Every entry below should be printed exactly.

:: EXERCISE INPUTS ::
········
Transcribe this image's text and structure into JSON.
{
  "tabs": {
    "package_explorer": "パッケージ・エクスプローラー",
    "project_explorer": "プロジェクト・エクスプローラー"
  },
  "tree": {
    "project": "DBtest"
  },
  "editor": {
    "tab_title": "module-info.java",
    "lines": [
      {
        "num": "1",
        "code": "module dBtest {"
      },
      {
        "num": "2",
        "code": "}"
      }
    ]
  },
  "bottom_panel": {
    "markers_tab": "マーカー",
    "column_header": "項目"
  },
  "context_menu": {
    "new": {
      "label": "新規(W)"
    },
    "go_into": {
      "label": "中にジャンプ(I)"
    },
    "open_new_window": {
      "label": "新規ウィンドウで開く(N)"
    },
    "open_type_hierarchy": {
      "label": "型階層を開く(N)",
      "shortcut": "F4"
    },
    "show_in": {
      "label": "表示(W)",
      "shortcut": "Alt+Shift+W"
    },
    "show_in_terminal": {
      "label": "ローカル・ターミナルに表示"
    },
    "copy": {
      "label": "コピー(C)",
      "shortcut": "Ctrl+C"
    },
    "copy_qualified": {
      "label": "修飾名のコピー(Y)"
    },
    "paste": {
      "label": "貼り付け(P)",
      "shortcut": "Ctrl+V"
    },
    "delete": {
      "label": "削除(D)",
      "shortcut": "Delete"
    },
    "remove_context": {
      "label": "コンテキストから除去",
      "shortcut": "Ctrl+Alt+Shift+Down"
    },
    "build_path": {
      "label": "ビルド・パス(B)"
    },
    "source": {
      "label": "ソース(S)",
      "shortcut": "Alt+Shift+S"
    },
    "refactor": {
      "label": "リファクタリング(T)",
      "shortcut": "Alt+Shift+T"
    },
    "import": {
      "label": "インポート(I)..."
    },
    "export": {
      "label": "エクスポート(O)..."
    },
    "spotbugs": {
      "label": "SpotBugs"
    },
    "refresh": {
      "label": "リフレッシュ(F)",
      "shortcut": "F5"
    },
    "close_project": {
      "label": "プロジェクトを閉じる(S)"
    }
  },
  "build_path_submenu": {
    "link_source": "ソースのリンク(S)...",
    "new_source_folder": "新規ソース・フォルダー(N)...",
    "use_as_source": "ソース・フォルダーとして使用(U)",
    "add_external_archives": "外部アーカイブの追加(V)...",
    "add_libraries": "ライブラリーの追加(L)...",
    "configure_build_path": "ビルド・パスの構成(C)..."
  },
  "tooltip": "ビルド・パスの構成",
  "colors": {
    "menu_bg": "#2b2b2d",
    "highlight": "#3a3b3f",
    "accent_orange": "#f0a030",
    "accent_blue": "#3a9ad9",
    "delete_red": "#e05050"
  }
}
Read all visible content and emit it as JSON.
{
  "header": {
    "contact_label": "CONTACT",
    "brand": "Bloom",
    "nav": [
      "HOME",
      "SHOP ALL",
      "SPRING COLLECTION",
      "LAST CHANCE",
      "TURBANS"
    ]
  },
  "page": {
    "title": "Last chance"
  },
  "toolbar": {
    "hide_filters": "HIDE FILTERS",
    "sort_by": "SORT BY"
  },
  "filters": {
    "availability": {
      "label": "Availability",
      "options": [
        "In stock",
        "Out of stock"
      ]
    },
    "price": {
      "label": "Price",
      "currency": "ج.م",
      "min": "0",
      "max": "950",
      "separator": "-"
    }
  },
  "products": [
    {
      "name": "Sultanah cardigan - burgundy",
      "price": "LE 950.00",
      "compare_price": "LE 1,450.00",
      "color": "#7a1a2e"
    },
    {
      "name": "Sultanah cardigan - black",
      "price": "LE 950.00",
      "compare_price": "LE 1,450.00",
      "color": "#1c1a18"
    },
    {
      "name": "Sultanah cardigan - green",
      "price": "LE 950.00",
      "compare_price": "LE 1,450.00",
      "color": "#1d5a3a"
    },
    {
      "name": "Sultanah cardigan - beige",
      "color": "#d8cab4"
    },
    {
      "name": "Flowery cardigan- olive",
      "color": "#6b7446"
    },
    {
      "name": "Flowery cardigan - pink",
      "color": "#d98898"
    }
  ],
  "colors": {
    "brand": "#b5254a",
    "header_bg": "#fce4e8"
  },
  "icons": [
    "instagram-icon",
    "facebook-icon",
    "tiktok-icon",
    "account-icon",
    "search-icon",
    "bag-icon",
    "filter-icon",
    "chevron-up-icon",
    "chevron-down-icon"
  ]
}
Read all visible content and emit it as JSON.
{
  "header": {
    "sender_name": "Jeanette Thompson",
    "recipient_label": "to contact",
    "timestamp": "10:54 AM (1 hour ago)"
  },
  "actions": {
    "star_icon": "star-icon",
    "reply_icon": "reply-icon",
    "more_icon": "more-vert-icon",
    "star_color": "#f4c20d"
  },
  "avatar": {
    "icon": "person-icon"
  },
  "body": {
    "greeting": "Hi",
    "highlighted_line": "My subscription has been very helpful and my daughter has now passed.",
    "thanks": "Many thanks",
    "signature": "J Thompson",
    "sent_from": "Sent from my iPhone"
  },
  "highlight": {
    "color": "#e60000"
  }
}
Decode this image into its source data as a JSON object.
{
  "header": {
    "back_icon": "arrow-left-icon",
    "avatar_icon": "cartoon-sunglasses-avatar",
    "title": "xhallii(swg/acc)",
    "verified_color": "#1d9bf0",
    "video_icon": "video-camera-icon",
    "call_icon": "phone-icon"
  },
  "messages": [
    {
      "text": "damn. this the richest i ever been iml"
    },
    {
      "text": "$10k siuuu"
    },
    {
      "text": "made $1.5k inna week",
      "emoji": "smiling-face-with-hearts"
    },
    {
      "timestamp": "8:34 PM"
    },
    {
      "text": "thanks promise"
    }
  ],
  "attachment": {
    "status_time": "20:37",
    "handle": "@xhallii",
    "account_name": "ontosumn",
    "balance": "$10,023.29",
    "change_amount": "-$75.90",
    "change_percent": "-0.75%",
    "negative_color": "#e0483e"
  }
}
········
:: ANSWER TO THIS PROBLEM ::
Transcribe this image's text and structure into JSON.
{
  "tabs": {
    "package_explorer": "パッケージ・エクスプローラー",
    "project_explorer": "プロジェクト・エクスプローラー"
  },
  "tree": {
    "project": "DBtest"
  },
  "editor": {
    "tab_title": "module-info.java",
    "lines": [
      {
        "num": "1",
        "code": "module dBtest {"
      },
      {
        "num": "2",
        "code": "}"
      }
    ]
  },
  "bottom_panel": {
    "markers_tab": "マーカー",
    "column_header": "項目"
  },
  "context_menu": {
    "new": {
      "label": "新規(W)"
    },
    "go_into": {
      "label": "中にジャンプ(I)"
    },
    "open_new_window": {
      "label": "新規ウィンドウで開く(N)"
    },
    "open_type_hierarchy": {
      "label": "型階層を開く(N)",
      "shortcut": "F4"
    },
    "show_in": {
      "label": "表示(W)",
      "shortcut": "Alt+Shift+W"
    },
    "show_in_terminal": {
      "label": "ローカル・ターミナルに表示"
    },
    "copy": {
      "label": "コピー(C)",
      "shortcut": "Ctrl+C"
    },
    "copy_qualified": {
      "label": "修飾名のコピー(Y)"
    },
    "paste": {
      "label": "貼り付け(P)",
      "shortcut": "Ctrl+V"
    },
    "delete": {
      "label": "削除(D)",
      "shortcut": "Delete"
    },
    "remove_context": {
      "label": "コンテキストから除去",
      "shortcut": "Ctrl+Alt+Shift+Down"
    },
    "build_path": {
      "label": "ビルド・パス(B)"
    },
    "source": {
      "label": "ソース(S)",
      "shortcut": "Alt+Shift+S"
    },
    "refactor": {
      "label": "リファクタリング(T)",
      "shortcut": "Alt+Shift+T"
    },
    "import": {
      "label": "インポート(I)..."
    },
    "export": {
      "label": "エクスポート(O)..."
    },
    "spotbugs": {
      "label": "SpotBugs"
    },
    "refresh": {
      "label": "リフレッシュ(F)",
      "shortcut": "F5"
    },
    "close_project": {
      "label": "プロジェクトを閉じる(S)"
    }
  },
  "build_path_submenu": {
    "link_source": "ソースのリンク(S)...",
    "new_source_folder": "新規ソース・フォルダー(N)...",
    "use_as_source": "ソース・フォルダーとして使用(U)",
    "add_external_archives": "外部アーカイブの追加(V)...",
    "add_libraries": "ライブラリーの追加(L)...",
    "configure_build_path": "ビルド・パスの構成(C)..."
  },
  "tooltip": "ビルド・パスの構成",
  "colors": {
    "menu_bg": "#2b2b2d",
    "highlight": "#3a3b3f",
    "accent_orange": "#f0a030",
    "accent_blue": "#3a9ad9",
    "delete_red": "#e05050"
  }
}
Read all visible content and emit it as JSON.
{
  "header": {
    "contact_label": "CONTACT",
    "brand": "Bloom",
    "nav": [
      "HOME",
      "SHOP ALL",
      "SPRING COLLECTION",
      "LAST CHANCE",
      "TURBANS"
    ]
  },
  "page": {
    "title": "Last chance"
  },
  "toolbar": {
    "hide_filters": "HIDE FILTERS",
    "sort_by": "SORT BY"
  },
  "filters": {
    "availability": {
      "label": "Availability",
      "options": [
        "In stock",
        "Out of stock"
      ]
    },
    "price": {
      "label": "Price",
      "currency": "ج.م",
      "min": "0",
      "max": "950",
      "separator": "-"
    }
  },
  "products": [
    {
      "name": "Sultanah cardigan - burgundy",
      "price": "LE 950.00",
      "compare_price": "LE 1,450.00",
      "color": "#7a1a2e"
    },
    {
      "name": "Sultanah cardigan - black",
      "price": "LE 950.00",
      "compare_price": "LE 1,450.00",
      "color": "#1c1a18"
    },
    {
      "name": "Sultanah cardigan - green",
      "price": "LE 950.00",
      "compare_price": "LE 1,450.00",
      "color": "#1d5a3a"
    },
    {
      "name": "Sultanah cardigan - beige",
      "color": "#d8cab4"
    },
    {
      "name": "Flowery cardigan- olive",
      "color": "#6b7446"
    },
    {
      "name": "Flowery cardigan - pink",
      "color": "#d98898"
    }
  ],
  "colors": {
    "brand": "#b5254a",
    "header_bg": "#fce4e8"
  },
  "icons": [
    "instagram-icon",
    "facebook-icon",
    "tiktok-icon",
    "account-icon",
    "search-icon",
    "bag-icon",
    "filter-icon",
    "chevron-up-icon",
    "chevron-down-icon"
  ]
}
Read all visible content and emit it as JSON.
{
  "header": {
    "sender_name": "Jeanette Thompson",
    "recipient_label": "to contact",
    "timestamp": "10:54 AM (1 hour ago)"
  },
  "actions": {
    "star_icon": "star-icon",
    "reply_icon": "reply-icon",
    "more_icon": "more-vert-icon",
    "star_color": "#f4c20d"
  },
  "avatar": {
    "icon": "person-icon"
  },
  "body": {
    "greeting": "Hi",
    "highlighted_line": "My subscription has been very helpful and my daughter has now passed.",
    "thanks": "Many thanks",
    "signature": "J Thompson",
    "sent_from": "Sent from my iPhone"
  },
  "highlight": {
    "color": "#e60000"
  }
}
Decode this image into its source data as a JSON object.
{
  "header": {
    "back_icon": "arrow-left-icon",
    "avatar_icon": "cartoon-sunglasses-avatar",
    "title": "xhallii(swg/acc)",
    "verified_color": "#1d9bf0",
    "video_icon": "video-camera-icon",
    "call_icon": "phone-icon"
  },
  "messages": [
    {
      "text": "damn. this the richest i ever been iml"
    },
    {
      "text": "$10k siuuu"
    },
    {
      "text": "made $1.5k inna week",
      "emoji": "smiling-face-with-hearts"
    },
    {
      "timestamp": "8:34 PM"
    },
    {
      "text": "thanks promise"
    }
  ],
  "attachment": {
    "status_time": "20:37",
    "handle": "@xhallii",
    "account_name": "ontosumn",
    "balance": "$10,023.29",
    "change_amount": "-$75.90",
    "change_percent": "-0.75%",
    "negative_color": "#e0483e"
  }
}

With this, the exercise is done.